    • There is no one-size-fits-all standard for the amount of water you should drink every day. The common advice of drinking eight glasses of water per day could be too little or too much based on many factors including your weight and amount of exercise. Use our hydration calculator to get a more accurate number, and to be safe consult your primary care doctor.
    • Coconut water is not a better drink for recovery than plain water. Coconut water can have potassium levels that are dangerous for those with kidney disorders, and the data doesn’t show that coconut water is more replenishing than filtered tap water after a strenuous workout.
    • Contrary to popular belief, you can overhydrate, especially if you’re a first-time or beginner runner. Drinking too much water can lower the amount of sodium in your body. This can cause you to pass out or become confused, and in extreme cases can cause death.
    • You should drink water throughout the day to stay hydrated, even if you don’t exercise regularly. You may believe drinking tea or soda throughout the day is enough to stave off dehydration, but skipping the water can lead to mild dehydration and unwanted side effects, like stinky breath and crankiness.
    • Drinks enhanced with electrolytes are not necessarily a great option after a workout. It is true that sometimes you need to reintroduce electrolytes into your system, but the popular sports drinks often contain high levels of high fructose corn syrup, dextrose, and sugar. These compounds can cause diabetes and can cause blood sugar to rise. Drink them sparingly, and stick with water.

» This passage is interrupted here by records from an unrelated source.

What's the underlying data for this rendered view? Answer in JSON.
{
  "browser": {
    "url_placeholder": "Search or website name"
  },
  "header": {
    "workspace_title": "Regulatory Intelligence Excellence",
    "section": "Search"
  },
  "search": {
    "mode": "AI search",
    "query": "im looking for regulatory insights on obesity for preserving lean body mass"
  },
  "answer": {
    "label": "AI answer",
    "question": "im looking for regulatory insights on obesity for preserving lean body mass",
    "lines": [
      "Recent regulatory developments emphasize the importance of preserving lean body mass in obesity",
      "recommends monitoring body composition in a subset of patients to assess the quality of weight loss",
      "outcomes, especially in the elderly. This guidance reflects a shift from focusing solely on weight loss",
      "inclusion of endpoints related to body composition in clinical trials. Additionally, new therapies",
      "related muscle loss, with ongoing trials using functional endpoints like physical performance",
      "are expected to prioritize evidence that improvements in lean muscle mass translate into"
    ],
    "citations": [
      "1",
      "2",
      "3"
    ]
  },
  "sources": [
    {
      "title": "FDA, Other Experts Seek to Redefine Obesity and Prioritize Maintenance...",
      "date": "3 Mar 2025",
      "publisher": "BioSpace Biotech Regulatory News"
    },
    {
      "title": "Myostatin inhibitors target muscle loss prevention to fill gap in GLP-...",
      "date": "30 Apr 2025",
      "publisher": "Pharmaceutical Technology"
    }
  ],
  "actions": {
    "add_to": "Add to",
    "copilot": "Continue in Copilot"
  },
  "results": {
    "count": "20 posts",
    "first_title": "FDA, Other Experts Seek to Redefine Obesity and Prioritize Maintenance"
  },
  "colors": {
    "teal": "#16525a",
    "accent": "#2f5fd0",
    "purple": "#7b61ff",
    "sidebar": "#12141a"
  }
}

    • Your urine color isn’t a perfect indicator of how hydrated you are. The color of your urine could be darker if you’re consuming lots of protein or taking multivitamins, even if you are drinking enough water. Instead of just using the color as a guide consider how often you’re going to the bathroom – if it’s only a few times per day you should drink more water.
    • Caffeinated beverages like tea and coffee don’t make you hydrated on their own. While caffeine does have other side effects, the substance’s presence in your cup of coffee isn’t enough to dehydrate you. However, if you’re taking energy supplements or drinking energy drinks these can cause you to become dehydrated.

    One water fact that isn’t a myth: installing a water filter in your home provides safer, cleaner, more refreshing water right from your tap. Stay hydrated throughout the day without consuming any unwanted contaminants by calling Pelican Water today and discovering what filter system is the best fit for you.